Whether they are baked into a pie, folded into pancakes or eaten fresh, blueberries are a perennial favorite that tempt many gardeners with visions of growing their own bountiful supply of sweet indigo globules.
The Upper Midwest and the northeastern regions of the United States are increasingly a carpet of Lyme disease cases each summer and autumn. But the southeastern part of the country — a vast expanse of hot and humid territory and certainly hospitable to the ticks that carry Lyme-causing bacteria — gets off relatively easy.
Over the course of just a few decades at the end of the 19th century, millions upon millions of birds were killed in a spree of hunting for food and feathers.
After years of Wisconsin testing fewer deer for chronic wasting disease but finding more cases of infections, a new study offered some additional clues about how CWD might spread through the environment.
It's not an undertaking that most people must think about in everyday life, but dealing with cow carcasses is serious and oftentimes strenuous business.
It is a common misperception that forests stay the same. Woodlands change slowly over many years, and the shifts may be imperceptible to the casual observer.
Since the earliest days of humankind, people have excelled at exploring and expanding their presence to nearly every spot on the map. With all of this wanderlust, humans have been equally adept at taking other species with them on their travels — often with unintended consequences.
Journalist Dan Egan and political economist Jenny Kehl take Steve Paulson through the finer points of the politics of water in the Great Lakes.
When it comes to these blood-sucking pests and other creepy-crawlies, each year can be a different experience, with weather patterns and other factors playing important roles in the behaviors of insects and other arthropods like spiders and millipedes, as well as other invertebrates.
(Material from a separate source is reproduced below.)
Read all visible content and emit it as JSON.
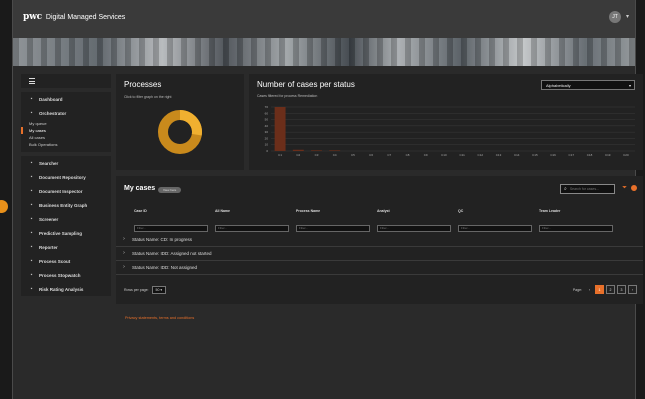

Supporting one high-profile Great Lakes diversion and opposing another might seem contradictory, but UW-Parkside geosciences professor John Skalbeck clearly sees no tension in his positions.